Apple has resigned from the US Chamber of Commerce due to the American business organization's criticism of efforts to limit greenhouse gas emissions.
"Apple is committed to protecting the environment and the communities in which we operate around the world," reads a letter to Chamber president Thomas J. Donohue from Apple vice president Catherine Novelli. "As a company we are working hard to reduce our own greenhouse gas emissions by relying on renewable energy at our facilities and designing more energy-efficient products for our customers...
"For those companies who cannot or will not do the same, Apple supports regulating greenhouse gas emissions, and it is frustrating to find the Chamber at odds with us in this effort."
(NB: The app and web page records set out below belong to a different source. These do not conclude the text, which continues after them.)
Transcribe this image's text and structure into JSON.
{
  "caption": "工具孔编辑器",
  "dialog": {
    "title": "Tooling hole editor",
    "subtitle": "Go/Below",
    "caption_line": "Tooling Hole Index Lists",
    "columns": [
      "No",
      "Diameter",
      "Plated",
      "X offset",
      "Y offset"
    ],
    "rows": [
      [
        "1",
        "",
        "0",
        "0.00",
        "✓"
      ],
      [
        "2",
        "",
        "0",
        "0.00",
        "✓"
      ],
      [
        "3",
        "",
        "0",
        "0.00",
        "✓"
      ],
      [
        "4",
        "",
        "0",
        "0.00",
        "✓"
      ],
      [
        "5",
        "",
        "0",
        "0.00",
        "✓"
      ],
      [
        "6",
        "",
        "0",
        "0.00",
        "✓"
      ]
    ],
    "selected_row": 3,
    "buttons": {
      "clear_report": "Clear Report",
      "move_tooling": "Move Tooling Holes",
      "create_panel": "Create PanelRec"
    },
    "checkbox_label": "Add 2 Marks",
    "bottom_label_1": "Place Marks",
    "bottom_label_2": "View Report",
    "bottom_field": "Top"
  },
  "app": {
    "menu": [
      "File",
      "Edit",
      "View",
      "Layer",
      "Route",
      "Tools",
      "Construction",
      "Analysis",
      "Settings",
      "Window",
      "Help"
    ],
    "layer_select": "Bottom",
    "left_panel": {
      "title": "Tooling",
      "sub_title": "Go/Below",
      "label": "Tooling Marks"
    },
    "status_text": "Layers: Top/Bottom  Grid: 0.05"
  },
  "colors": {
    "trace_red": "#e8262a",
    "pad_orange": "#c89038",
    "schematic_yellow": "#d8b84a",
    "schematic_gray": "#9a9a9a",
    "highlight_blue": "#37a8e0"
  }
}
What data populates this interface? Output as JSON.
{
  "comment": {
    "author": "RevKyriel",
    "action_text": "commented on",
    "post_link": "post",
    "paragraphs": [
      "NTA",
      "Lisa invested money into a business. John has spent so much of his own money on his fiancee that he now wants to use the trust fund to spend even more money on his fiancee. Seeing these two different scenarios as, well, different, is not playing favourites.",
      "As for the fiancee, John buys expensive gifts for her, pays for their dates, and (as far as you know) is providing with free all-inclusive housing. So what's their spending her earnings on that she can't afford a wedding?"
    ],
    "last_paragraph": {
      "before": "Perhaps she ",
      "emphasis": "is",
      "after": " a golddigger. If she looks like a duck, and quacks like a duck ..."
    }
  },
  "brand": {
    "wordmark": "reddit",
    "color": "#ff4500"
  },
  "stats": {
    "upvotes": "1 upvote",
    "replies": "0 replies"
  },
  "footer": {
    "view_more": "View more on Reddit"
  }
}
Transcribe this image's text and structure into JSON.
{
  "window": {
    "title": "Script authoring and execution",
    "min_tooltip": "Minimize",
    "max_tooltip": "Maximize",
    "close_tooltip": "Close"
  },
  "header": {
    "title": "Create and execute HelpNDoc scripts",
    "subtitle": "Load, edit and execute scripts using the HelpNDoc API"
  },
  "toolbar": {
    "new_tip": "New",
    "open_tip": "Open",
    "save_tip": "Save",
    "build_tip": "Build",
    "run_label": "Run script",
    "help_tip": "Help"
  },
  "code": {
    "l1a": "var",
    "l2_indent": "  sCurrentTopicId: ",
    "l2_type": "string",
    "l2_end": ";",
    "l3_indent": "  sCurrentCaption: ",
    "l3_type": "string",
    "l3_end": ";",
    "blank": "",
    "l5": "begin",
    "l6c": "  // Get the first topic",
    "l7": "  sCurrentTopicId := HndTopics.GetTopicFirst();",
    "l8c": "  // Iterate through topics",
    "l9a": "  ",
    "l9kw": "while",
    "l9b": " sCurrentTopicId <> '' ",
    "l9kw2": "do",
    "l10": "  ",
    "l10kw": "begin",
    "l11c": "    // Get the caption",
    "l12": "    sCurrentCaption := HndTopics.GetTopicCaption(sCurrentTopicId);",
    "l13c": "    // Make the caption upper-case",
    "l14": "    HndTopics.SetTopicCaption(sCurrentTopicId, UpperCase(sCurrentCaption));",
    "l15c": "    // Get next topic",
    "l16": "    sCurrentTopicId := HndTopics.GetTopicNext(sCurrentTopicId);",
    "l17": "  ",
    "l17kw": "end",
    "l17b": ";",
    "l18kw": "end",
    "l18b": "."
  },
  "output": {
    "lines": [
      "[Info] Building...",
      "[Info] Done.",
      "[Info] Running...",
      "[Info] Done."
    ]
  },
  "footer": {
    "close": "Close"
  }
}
Apple is just the latest in a long line of US companies to resign from the Chamber over its stance on climate change. Last week, Chamber president Thomas J. Donohue released a statement seeking to clarify its stance. But although Donohue said the Chamber supported "strong federal legislation and a binding international agreement to reduce carbon emissions and address climate change," he criticized a bill passed by the US House of Representatives earlier this year.
"We oppose [the bill] because it is neither comprehensive nor international, and it falls short on moving renewable and alternative technologies into the marketplace and enabling our transition to a lower carbon future," Donohue said. "It would also impose carbon tariffs on goods imported into the United States, a move that would almost certainly spur retaliation from global trading partners."
And this, it seems, has not gone down well with Apple. "We would prefer that the Chamber take a more progressive stance on this critical issue and play a constructive role in addressing the climate crisis. However, because of the Chamber's position differs so sharply with Apple's, we have decided to resign out membership effective immediately."
In late September, prior to Donohue's comments, Apple overhauled its environmental website in an effort to show it's working to reduce the impact of its product on God's green earth, providing gobs of data on the Cupertino cult's annual carbon emissions. Many have criticized the cult for emitting more stuff than the likes of Dell and HP. ®